**Data provided**.
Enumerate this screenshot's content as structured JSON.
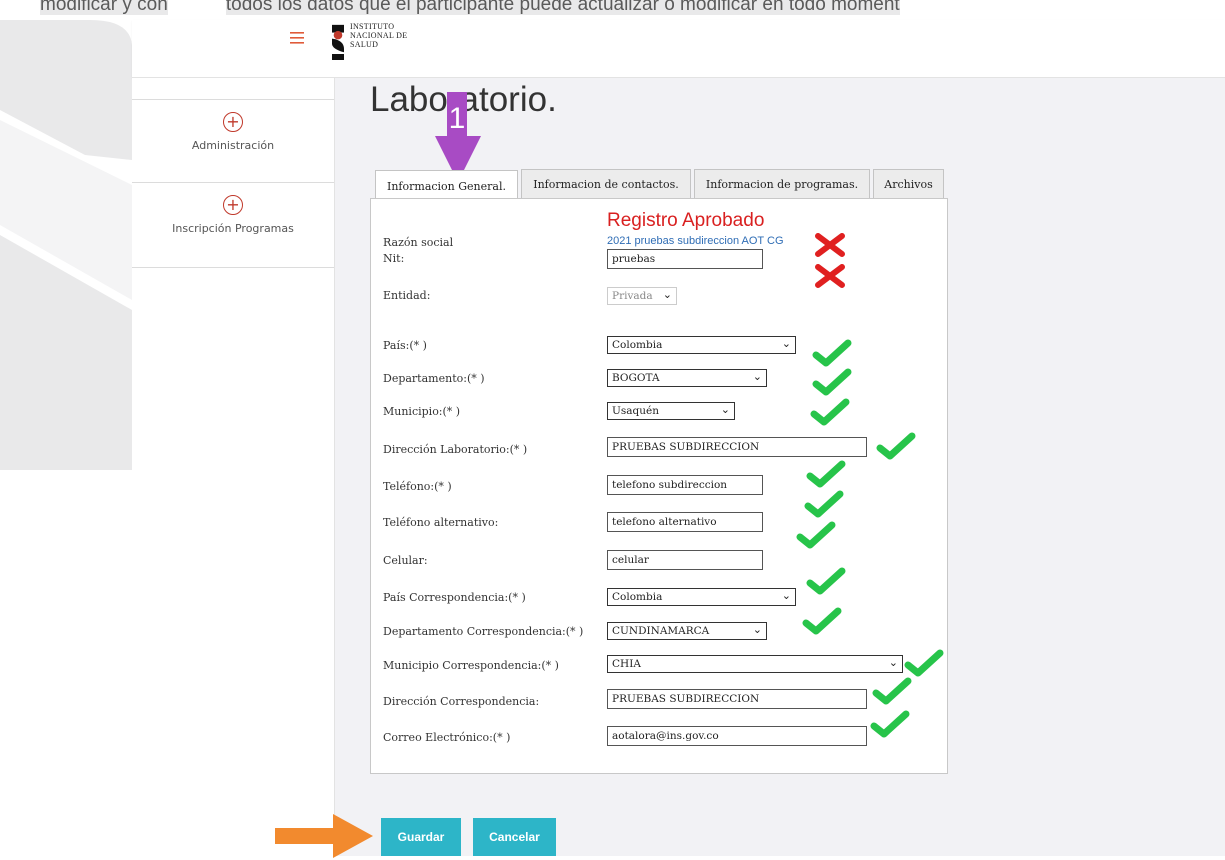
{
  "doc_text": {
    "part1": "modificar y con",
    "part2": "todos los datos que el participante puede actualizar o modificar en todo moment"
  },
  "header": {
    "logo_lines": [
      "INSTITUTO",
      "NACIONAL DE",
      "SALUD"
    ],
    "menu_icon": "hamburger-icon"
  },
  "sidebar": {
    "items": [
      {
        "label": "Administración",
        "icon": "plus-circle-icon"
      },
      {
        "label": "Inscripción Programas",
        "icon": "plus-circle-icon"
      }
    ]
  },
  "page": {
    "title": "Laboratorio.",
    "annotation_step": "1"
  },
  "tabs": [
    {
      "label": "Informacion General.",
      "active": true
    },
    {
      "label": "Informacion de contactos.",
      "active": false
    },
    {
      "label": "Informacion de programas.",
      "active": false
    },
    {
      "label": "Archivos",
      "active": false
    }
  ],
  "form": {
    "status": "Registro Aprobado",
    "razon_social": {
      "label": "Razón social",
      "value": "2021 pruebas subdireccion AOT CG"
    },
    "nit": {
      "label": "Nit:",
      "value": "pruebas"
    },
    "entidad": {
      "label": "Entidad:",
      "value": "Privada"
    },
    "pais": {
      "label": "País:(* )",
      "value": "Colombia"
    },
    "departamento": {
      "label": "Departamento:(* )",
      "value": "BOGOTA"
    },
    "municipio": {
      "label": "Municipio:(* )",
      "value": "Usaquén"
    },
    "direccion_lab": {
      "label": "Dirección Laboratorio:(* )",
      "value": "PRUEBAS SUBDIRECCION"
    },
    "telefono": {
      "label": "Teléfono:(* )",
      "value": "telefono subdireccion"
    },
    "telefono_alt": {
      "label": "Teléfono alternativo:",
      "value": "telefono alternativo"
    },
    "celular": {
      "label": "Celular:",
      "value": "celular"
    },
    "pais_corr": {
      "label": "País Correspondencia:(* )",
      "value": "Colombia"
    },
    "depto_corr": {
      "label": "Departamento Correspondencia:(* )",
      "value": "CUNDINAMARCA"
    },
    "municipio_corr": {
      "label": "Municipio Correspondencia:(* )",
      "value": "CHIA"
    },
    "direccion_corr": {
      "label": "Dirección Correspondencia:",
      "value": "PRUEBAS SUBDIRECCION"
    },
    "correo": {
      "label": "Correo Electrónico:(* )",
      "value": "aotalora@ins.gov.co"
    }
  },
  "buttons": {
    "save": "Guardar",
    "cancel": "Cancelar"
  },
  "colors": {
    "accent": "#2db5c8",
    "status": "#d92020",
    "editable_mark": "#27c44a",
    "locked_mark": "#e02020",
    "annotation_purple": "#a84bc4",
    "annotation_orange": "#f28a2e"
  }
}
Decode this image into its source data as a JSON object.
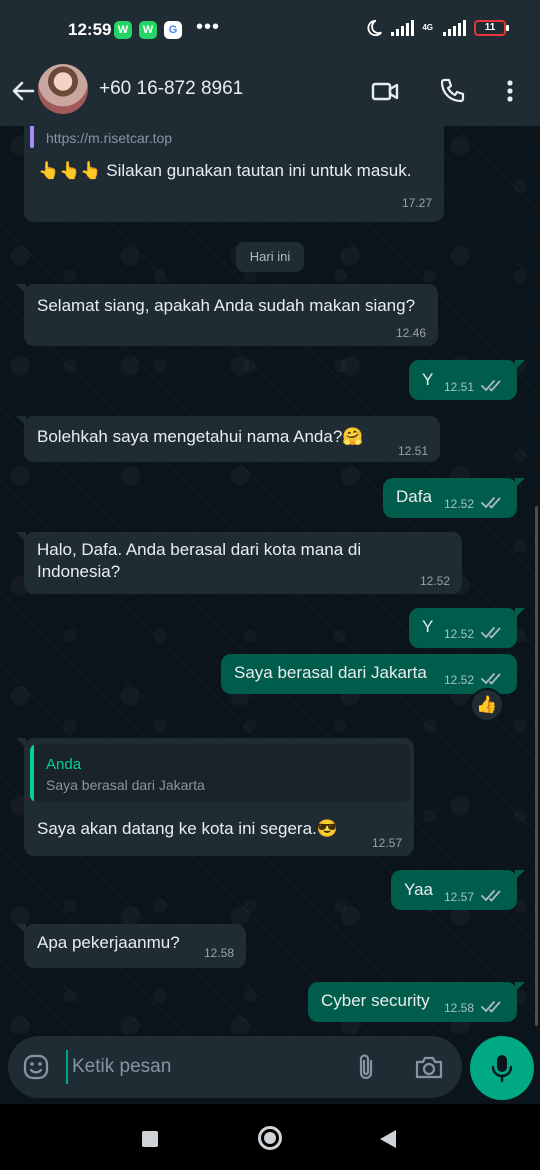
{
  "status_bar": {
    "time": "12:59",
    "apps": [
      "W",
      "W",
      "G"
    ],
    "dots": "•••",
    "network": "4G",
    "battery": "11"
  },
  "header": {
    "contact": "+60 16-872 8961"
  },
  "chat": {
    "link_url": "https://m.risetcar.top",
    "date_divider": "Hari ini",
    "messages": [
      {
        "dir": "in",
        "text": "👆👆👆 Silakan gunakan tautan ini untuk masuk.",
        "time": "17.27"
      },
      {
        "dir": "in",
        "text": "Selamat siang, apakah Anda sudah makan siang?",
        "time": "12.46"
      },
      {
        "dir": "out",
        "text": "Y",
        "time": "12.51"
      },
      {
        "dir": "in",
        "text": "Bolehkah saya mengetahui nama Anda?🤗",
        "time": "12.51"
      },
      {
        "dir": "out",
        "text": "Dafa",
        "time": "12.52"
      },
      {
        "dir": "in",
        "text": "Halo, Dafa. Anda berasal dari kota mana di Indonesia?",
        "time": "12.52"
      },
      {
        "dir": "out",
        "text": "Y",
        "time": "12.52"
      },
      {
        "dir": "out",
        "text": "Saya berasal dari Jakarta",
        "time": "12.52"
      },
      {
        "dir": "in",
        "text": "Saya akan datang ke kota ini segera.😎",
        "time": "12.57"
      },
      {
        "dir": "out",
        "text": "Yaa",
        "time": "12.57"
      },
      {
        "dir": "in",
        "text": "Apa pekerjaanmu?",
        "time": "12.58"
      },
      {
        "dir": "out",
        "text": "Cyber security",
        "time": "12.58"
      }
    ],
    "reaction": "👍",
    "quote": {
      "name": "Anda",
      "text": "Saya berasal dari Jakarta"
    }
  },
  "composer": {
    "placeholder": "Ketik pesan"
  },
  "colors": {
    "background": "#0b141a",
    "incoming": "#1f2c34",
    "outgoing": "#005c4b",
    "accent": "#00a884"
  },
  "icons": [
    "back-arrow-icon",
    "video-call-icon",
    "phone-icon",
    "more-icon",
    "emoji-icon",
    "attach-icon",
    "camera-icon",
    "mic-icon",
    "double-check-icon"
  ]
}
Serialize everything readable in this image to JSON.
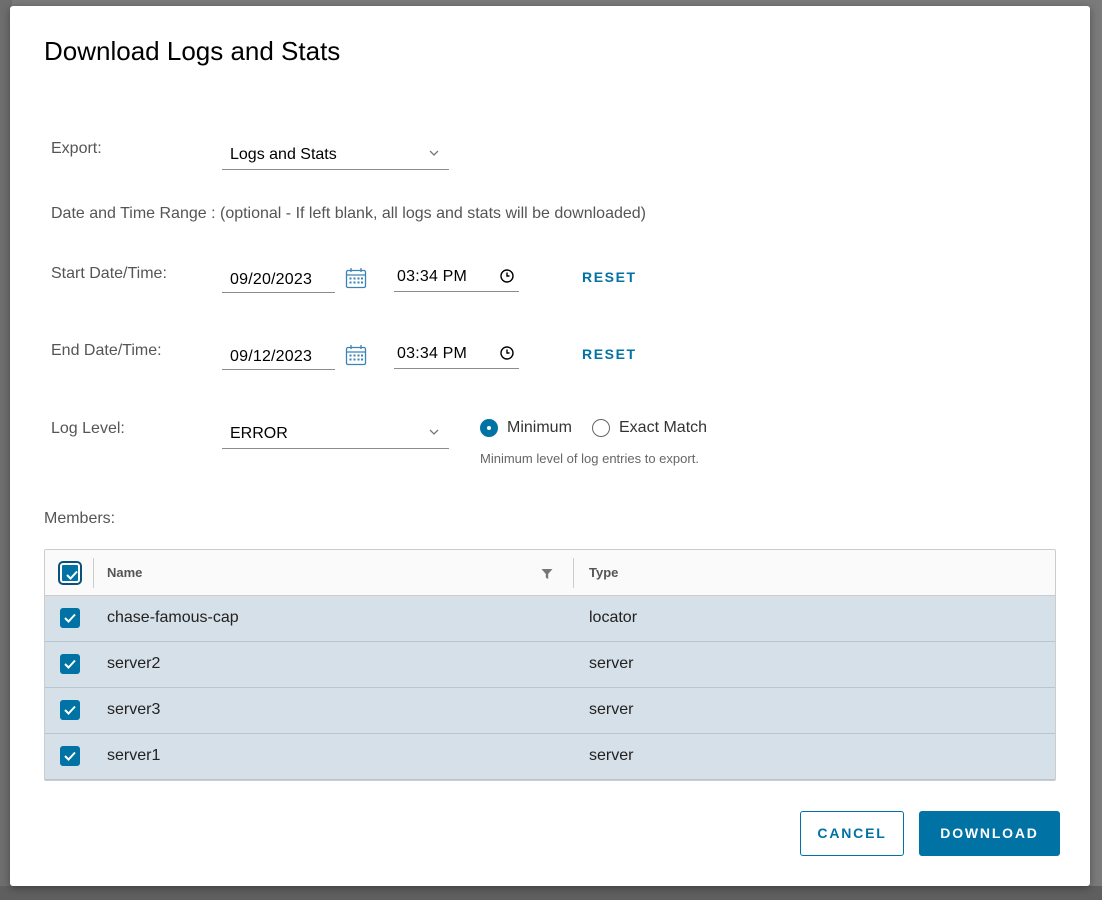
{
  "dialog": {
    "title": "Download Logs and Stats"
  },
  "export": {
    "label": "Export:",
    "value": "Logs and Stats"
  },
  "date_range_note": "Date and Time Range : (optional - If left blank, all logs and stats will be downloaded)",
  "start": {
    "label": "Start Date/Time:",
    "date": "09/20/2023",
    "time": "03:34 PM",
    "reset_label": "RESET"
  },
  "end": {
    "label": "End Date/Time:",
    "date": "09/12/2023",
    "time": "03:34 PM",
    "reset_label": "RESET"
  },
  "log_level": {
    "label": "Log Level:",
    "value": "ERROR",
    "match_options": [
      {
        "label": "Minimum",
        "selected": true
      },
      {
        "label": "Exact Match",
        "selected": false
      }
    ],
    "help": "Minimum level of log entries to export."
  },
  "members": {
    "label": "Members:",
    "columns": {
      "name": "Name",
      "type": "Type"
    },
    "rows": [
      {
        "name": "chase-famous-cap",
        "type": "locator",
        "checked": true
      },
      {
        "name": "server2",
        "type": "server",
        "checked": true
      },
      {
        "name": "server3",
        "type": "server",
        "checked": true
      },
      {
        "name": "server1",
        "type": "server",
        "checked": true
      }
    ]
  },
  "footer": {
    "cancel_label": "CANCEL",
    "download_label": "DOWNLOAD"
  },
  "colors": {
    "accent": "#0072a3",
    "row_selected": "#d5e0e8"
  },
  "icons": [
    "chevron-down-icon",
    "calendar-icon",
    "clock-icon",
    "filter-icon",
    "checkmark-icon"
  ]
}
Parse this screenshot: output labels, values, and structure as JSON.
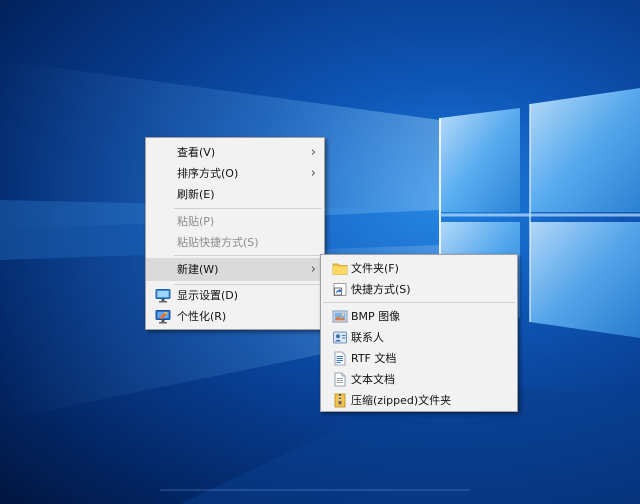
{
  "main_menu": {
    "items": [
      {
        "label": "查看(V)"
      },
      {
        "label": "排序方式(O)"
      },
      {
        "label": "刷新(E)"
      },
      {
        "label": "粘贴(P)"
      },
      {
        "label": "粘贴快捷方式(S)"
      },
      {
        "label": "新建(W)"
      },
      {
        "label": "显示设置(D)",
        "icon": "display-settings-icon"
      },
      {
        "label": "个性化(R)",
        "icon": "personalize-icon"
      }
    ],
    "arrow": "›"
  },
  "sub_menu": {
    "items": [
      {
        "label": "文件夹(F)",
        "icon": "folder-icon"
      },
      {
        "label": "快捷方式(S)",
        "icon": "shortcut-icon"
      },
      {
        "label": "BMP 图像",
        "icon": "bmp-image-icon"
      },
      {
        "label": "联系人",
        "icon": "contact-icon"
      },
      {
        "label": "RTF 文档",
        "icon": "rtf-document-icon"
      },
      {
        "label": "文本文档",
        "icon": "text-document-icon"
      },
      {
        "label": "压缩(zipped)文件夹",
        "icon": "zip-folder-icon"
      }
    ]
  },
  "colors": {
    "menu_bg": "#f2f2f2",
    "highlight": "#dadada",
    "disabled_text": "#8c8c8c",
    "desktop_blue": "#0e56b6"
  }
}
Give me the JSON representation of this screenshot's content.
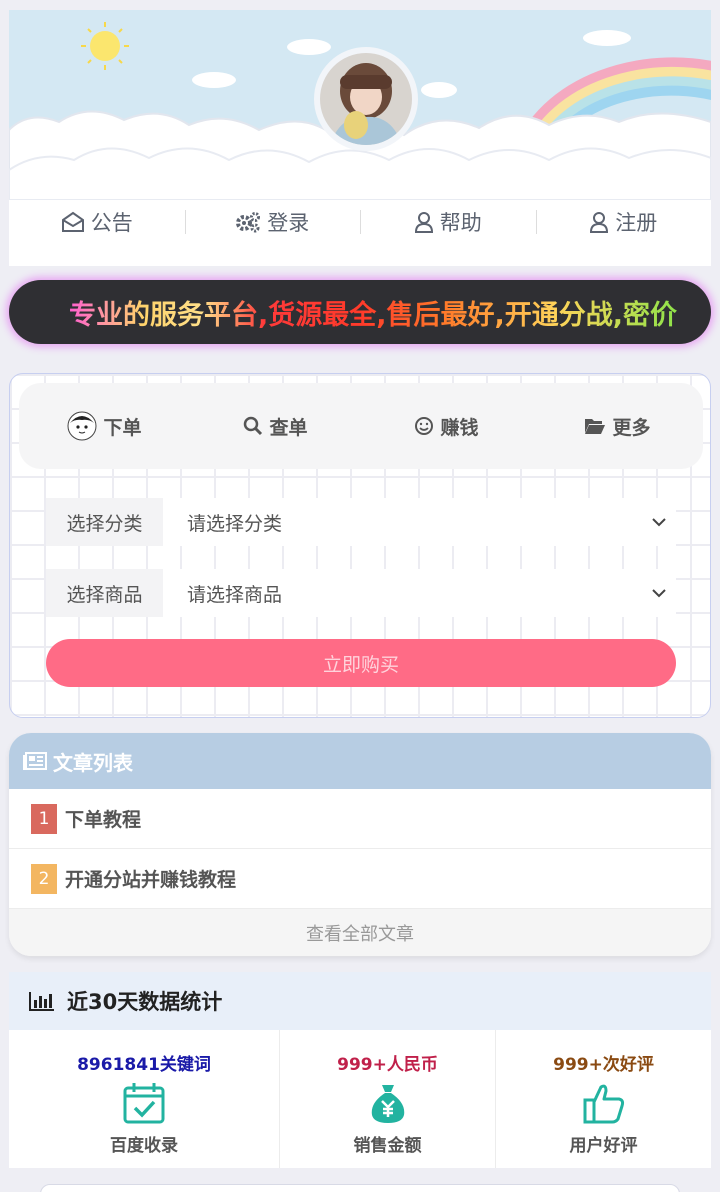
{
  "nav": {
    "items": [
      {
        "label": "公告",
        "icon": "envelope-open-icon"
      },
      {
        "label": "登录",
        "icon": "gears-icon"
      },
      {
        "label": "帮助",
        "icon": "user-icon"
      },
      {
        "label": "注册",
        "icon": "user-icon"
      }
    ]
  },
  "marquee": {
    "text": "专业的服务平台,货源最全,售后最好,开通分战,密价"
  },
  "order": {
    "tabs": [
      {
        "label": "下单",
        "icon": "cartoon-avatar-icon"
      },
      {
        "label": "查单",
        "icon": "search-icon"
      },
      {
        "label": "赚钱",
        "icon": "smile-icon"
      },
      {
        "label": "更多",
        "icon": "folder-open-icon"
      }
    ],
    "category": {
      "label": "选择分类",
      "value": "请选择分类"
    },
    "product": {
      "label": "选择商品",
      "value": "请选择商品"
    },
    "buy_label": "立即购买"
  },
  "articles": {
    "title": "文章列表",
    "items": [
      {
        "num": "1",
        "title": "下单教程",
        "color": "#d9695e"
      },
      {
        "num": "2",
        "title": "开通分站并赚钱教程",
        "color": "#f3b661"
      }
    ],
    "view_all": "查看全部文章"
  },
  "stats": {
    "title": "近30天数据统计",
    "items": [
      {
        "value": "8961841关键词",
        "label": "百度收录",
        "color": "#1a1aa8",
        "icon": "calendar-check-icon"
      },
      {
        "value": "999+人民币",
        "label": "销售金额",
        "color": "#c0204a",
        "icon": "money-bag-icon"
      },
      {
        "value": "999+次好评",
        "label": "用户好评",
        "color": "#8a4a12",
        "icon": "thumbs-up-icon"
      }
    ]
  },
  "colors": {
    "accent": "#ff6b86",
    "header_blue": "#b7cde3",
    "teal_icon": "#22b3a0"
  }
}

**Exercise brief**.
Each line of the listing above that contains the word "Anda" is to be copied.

**Answer section**.
        "text": "Selamat siang, apakah Anda sudah makan siang?",
        "text": "Bolehkah saya mengetahui nama Anda?🤗",
        "text": "Halo, Dafa. Anda berasal dari kota mana di Indonesia?",
      "name": "Anda",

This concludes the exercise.